Collected data entries
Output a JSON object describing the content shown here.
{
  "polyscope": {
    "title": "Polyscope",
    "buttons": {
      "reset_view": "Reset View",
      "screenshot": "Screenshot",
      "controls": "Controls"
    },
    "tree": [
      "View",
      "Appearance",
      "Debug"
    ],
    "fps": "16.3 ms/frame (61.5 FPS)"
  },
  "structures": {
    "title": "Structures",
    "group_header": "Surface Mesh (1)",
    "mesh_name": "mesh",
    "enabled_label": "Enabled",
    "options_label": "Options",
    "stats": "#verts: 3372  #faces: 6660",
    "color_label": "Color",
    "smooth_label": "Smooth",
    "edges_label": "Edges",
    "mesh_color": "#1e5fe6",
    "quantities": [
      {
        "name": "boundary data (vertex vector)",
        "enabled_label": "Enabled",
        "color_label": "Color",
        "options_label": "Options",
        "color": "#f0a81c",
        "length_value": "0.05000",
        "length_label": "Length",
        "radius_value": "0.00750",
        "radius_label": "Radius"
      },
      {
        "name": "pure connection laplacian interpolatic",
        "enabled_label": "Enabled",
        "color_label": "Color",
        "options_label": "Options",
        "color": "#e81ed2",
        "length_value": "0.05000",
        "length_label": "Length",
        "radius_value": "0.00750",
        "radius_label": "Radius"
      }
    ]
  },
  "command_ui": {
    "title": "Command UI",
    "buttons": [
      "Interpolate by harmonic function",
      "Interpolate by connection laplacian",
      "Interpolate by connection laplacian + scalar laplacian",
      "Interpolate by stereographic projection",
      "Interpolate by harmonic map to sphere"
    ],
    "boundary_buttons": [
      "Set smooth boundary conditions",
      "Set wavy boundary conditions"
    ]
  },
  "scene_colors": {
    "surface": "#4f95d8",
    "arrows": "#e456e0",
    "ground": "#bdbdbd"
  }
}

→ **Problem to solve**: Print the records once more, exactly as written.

→ **Answer for this exercise**:
Output a JSON object describing the content shown here.
{
  "polyscope": {
    "title": "Polyscope",
    "buttons": {
      "reset_view": "Reset View",
      "screenshot": "Screenshot",
      "controls": "Controls"
    },
    "tree": [
      "View",
      "Appearance",
      "Debug"
    ],
    "fps": "16.3 ms/frame (61.5 FPS)"
  },
  "structures": {
    "title": "Structures",
    "group_header": "Surface Mesh (1)",
    "mesh_name": "mesh",
    "enabled_label": "Enabled",
    "options_label": "Options",
    "stats": "#verts: 3372  #faces: 6660",
    "color_label": "Color",
    "smooth_label": "Smooth",
    "edges_label": "Edges",
    "mesh_color": "#1e5fe6",
    "quantities": [
      {
        "name": "boundary data (vertex vector)",
        "enabled_label": "Enabled",
        "color_label": "Color",
        "options_label": "Options",
        "color": "#f0a81c",
        "length_value": "0.05000",
        "length_label": "Length",
        "radius_value": "0.00750",
        "radius_label": "Radius"
      },
      {
        "name": "pure connection laplacian interpolatic",
        "enabled_label": "Enabled",
        "color_label": "Color",
        "options_label": "Options",
        "color": "#e81ed2",
        "length_value": "0.05000",
        "length_label": "Length",
        "radius_value": "0.00750",
        "radius_label": "Radius"
      }
    ]
  },
  "command_ui": {
    "title": "Command UI",
    "buttons": [
      "Interpolate by harmonic function",
      "Interpolate by connection laplacian",
      "Interpolate by connection laplacian + scalar laplacian",
      "Interpolate by stereographic projection",
      "Interpolate by harmonic map to sphere"
    ],
    "boundary_buttons": [
      "Set smooth boundary conditions",
      "Set wavy boundary conditions"
    ]
  },
  "scene_colors": {
    "surface": "#4f95d8",
    "arrows": "#e456e0",
    "ground": "#bdbdbd"
  }
}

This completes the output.